No competition clauses are not limited to employment contracts for lucrative occupations. Lately, fast food workers and franchisees have confronted contracts that limit a worker's ability to seek better employment. The Pennsylvania Office of Attorney General and attorney generals from other states have sent letters to franchises seeking information and documents concerning these no-poach agreements.
According to the letters, the agreements are comprised of clauses that are often contained in fast food employment contracts or franchise agreements. These have also been referred to as employee non-competition, no solicitation, no hire or no switching clauses.
No poach agreements restrict workers from getting a better job with a different employer within the same franchise that offers higher wages, improved working conditions or family-friendly schedules. The Attorney General claimed that employees are unaware of these clauses until they seek a better job within the franchise. The Attorney General said that 58 percent of major franchises use these clauses in their contracts. However, 80 percent of fast food franchises use these agreements.
The letter was sent to franchises seeking information on whether and how they use these agreements. They were asked to provide copies of agreements and communications concerning no-poach provisions going back to 2015. In addition to Pennsylvania, attorney generals from 10 other states sent letters to franchises.
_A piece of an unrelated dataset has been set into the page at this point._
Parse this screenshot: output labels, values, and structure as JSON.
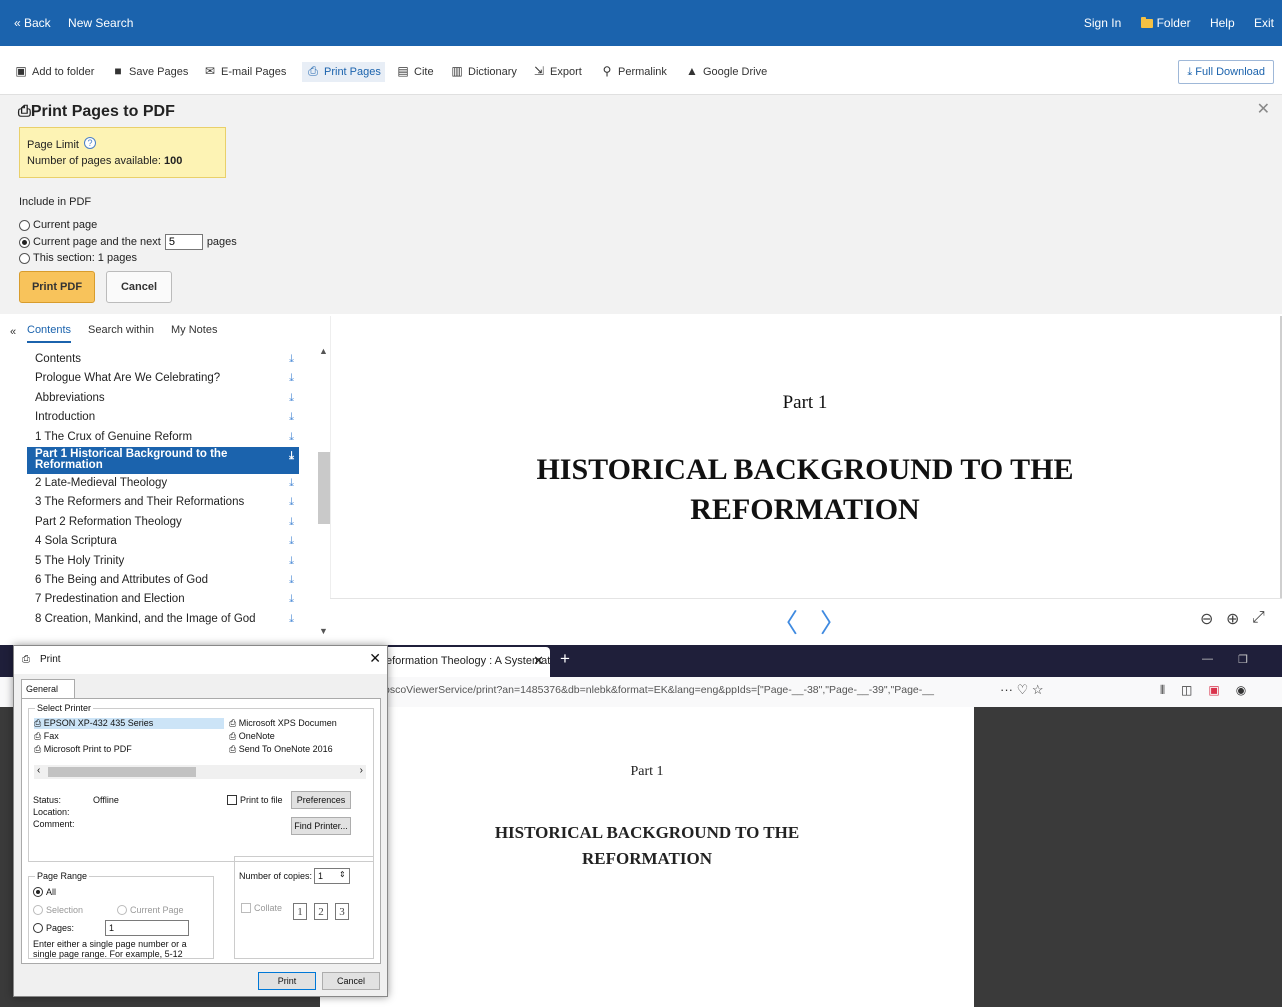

Workers who are believe they have been prejudiced by no competition terms or those who are negotiating an employment contract should seek legal representation. Obtaining legal advice can help protect their legal and financial interests.